Catherine Ann Fish (1823–1904) was the daughter of abolitionist, Fourierist Utopian, and later Spiritualist pioneer Benjamin Fish. Some sources record her given name as Catharine. She grew up in Rochester, where she was educated in Quaker schools, gathered signatures for antislavery petitions, and urged male visitors to the Fish home to sign anti-tobacco pledges. In 1844, Catherine moved with her family to the Sodus Bay Phalanx in what is now Alton. The Phalanx was a short-lived Fourierist Utopian community, of which her father Benjamin was president.
Circa 1845, she met Giles Badger Stebbins (1817–1900), aged 28, a former resident of a Massachusetts Fourierist colony who had moved to Rochester. A close associate of leading Rochester abolitionists Isaac and Amy Post, his commitment to reform work echoed Catherine's own.

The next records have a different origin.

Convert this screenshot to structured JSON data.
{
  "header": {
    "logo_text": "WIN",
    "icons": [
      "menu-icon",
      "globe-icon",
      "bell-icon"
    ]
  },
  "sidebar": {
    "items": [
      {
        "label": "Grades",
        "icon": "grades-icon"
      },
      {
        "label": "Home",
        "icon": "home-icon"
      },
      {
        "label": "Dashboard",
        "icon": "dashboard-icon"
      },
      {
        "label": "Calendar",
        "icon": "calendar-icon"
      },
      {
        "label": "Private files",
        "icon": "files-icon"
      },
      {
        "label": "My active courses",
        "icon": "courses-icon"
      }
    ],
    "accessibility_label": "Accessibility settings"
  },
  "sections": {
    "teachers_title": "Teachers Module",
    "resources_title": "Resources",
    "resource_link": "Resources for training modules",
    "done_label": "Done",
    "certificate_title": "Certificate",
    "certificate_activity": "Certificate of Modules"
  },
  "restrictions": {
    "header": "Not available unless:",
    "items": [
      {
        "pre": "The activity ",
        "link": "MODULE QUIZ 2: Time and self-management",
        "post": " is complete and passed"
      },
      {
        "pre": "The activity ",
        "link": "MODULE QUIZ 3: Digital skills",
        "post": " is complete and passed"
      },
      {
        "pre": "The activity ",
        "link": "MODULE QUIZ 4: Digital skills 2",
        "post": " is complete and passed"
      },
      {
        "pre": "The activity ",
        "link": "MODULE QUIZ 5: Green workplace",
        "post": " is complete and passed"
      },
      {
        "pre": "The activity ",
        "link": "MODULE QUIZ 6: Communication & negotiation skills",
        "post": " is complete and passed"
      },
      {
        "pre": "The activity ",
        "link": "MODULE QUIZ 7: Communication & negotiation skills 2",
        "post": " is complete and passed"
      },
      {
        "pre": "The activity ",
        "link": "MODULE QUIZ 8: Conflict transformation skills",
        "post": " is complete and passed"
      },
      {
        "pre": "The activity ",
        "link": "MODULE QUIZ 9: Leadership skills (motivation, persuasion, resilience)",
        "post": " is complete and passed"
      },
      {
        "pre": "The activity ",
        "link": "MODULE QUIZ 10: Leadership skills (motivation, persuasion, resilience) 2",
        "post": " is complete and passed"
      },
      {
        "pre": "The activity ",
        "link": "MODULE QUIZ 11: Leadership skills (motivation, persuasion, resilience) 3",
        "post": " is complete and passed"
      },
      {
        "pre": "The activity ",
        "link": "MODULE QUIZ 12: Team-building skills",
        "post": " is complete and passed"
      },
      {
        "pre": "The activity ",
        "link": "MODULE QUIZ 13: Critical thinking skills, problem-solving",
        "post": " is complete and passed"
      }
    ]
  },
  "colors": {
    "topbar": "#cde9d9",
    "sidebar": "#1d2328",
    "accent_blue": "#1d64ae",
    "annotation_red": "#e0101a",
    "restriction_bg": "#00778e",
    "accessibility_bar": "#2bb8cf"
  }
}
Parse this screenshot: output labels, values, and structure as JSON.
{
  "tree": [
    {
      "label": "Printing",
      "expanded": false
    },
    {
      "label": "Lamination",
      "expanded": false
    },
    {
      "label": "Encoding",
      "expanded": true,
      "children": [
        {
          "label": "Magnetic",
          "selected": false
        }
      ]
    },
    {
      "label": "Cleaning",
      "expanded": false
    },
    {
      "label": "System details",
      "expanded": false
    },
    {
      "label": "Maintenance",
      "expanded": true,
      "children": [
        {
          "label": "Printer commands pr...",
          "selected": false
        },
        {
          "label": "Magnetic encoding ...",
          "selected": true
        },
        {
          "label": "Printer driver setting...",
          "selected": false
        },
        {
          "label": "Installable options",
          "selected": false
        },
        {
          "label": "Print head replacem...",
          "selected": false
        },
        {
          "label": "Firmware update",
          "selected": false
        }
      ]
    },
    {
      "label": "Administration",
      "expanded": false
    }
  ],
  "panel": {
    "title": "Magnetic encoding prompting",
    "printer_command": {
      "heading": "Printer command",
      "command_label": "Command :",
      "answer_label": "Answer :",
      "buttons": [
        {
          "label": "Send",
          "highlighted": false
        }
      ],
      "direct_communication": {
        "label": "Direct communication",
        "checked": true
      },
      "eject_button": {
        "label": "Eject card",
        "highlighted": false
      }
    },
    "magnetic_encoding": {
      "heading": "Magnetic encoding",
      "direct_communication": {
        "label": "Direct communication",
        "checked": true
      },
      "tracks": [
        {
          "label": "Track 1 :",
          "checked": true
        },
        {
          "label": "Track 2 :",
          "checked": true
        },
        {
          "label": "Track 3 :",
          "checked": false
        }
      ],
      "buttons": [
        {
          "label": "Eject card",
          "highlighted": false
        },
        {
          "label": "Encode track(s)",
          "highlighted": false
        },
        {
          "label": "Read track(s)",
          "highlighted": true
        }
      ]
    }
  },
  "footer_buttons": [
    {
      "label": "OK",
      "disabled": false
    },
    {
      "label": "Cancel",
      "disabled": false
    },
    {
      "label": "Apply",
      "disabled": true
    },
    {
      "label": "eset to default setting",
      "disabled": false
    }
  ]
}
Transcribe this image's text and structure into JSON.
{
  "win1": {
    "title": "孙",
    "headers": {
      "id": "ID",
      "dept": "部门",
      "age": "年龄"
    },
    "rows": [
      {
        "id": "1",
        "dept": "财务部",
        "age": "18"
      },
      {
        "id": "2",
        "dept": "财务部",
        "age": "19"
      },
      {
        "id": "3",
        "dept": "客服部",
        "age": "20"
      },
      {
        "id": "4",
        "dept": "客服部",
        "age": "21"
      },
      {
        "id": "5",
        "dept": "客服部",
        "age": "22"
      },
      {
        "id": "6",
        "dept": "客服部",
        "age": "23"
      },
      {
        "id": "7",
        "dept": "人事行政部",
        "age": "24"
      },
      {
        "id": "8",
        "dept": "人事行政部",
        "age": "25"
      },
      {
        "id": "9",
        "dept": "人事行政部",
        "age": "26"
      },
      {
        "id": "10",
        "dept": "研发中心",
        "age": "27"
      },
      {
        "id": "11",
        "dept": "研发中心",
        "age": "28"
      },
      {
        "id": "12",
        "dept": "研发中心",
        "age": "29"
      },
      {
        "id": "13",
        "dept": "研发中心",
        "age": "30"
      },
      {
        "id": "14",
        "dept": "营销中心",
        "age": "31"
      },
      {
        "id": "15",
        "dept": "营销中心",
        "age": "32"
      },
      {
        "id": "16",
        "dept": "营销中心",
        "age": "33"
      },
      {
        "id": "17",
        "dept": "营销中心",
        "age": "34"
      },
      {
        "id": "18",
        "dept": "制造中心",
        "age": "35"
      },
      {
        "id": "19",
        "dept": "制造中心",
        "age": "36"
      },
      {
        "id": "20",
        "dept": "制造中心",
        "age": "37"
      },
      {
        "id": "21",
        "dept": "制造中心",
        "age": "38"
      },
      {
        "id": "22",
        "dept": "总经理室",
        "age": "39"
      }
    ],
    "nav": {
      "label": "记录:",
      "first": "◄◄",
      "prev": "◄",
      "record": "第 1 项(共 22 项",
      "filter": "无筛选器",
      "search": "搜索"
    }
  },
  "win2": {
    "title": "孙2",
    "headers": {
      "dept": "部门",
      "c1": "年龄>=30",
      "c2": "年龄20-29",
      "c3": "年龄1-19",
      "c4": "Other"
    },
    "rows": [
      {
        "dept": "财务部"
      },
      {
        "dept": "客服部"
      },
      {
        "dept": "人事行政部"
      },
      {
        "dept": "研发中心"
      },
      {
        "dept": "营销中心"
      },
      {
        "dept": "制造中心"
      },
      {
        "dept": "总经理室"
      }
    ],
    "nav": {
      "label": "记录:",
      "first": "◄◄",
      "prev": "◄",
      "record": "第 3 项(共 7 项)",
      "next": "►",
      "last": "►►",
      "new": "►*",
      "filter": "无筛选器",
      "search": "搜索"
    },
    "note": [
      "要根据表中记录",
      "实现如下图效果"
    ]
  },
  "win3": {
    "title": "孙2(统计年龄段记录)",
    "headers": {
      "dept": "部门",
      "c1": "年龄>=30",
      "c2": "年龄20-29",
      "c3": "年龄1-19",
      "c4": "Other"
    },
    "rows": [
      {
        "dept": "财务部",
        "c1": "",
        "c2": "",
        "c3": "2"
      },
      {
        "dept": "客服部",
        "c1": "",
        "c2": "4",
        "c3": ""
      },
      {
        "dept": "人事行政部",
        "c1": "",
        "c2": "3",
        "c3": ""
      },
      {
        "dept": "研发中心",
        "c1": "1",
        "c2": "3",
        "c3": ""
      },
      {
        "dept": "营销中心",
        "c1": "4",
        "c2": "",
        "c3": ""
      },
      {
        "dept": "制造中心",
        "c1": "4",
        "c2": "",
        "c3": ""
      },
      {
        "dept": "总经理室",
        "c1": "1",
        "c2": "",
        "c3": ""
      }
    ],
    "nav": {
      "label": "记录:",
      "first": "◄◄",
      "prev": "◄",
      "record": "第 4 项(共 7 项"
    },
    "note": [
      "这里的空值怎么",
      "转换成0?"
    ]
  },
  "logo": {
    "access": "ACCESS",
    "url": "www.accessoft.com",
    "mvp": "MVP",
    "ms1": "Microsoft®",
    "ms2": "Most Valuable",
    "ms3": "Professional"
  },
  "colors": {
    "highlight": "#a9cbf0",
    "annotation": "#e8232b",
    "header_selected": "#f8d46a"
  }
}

The two were wed at the Sodus Bay Phalanx on August 17, 1846, her twenty-third birthday. Their wedding may have been controversial; Giles was a Unitarian and Catherine a Quaker. Some historians speculate that discord over this “mixed marriage” may have hastened the Phalanx’s collapse and Benjamin Fish’s departure from its leadership. But in fact, the Phalanx had already collapsed by the wedding date, and Benjamin had stepped down as its leader on April 17, having wound down the Phalanx’s tangled affairs. Holding the wedding there must have been a matter of sentiment for Catherine.
By December 1847, the Stebbins and Fish families had returned to Rochester. The Stebbinses organized a “Great Anti-Slavery Meeting” on behalf of the Western New York Anti-slavery Society. Catherine became secretary of the Rochester Anti-slavery Society. She and her husband took part in the Underground Railroad, collaborating with Frederick Douglass, Amy Post, and others in the area.
In 1848, the Stebbinses and Benjamin Fish all fell under the spell of the fraudulent Fox Sisters, taken in by their acts of apparent “mediumship,“ which actually relied on the young women's ability to pop their toe joints against the floor, producing supposed "spirit rappings." The Stebbins and Fish families were among the Sisters' earliest champions. Soon their fame spread worldwide, launching the Spiritualist movement. But the Stebbins and Fish families’ commitments to reform remained firm.
Catherine was also active for the cause of woman’s rights (nineteenth-century practice was to use the singular, woman's; later practice was to use the plural, women's). She attended the famous Woman’s Rights Convention at Seneca Falls, held in that village’s Wesleyan Chapel. There she was among the signers of its principal document, the Declaration of Sentiments.
In 1849, the Stebbinses moved to Detroit, Michigan. The couple traveled frequently, visiting west-central New York State and relocating as Giles’s employment (as an editor of reform periodicals) required. In 1869, Catherine was a founding member of the National Woman Suffrage Association, formed by Susan B. Anthony, Elizabeth Cady Stanton, and Matilda Joslyn Gage as the more radical wing of the suffrage movement. Catherine served on the organization’s executive board. Back in Michigan, she tried unsuccessfully to cast a vote in 1871 and 1872. Unlike Susan B. Anthony, she was not arrested for it. In 1876, she was a signer of the Women’s Declaration of Rights, a protest document which Anthony read at the Philadelphia Centennial Celebration (the first World’s Fair) on July 4, 1876.
In 1898, aged 75, Catherine became an editor of Elizabeth Cady Stanton’s Woman’s Bible.
She died in 1904 at an unknown location. She and her husband were buried in a family plot at Rochester’s Mount Hope Cemetery; the Stebbins plot is immediately adjacent to the family plot of Benjamin Fish.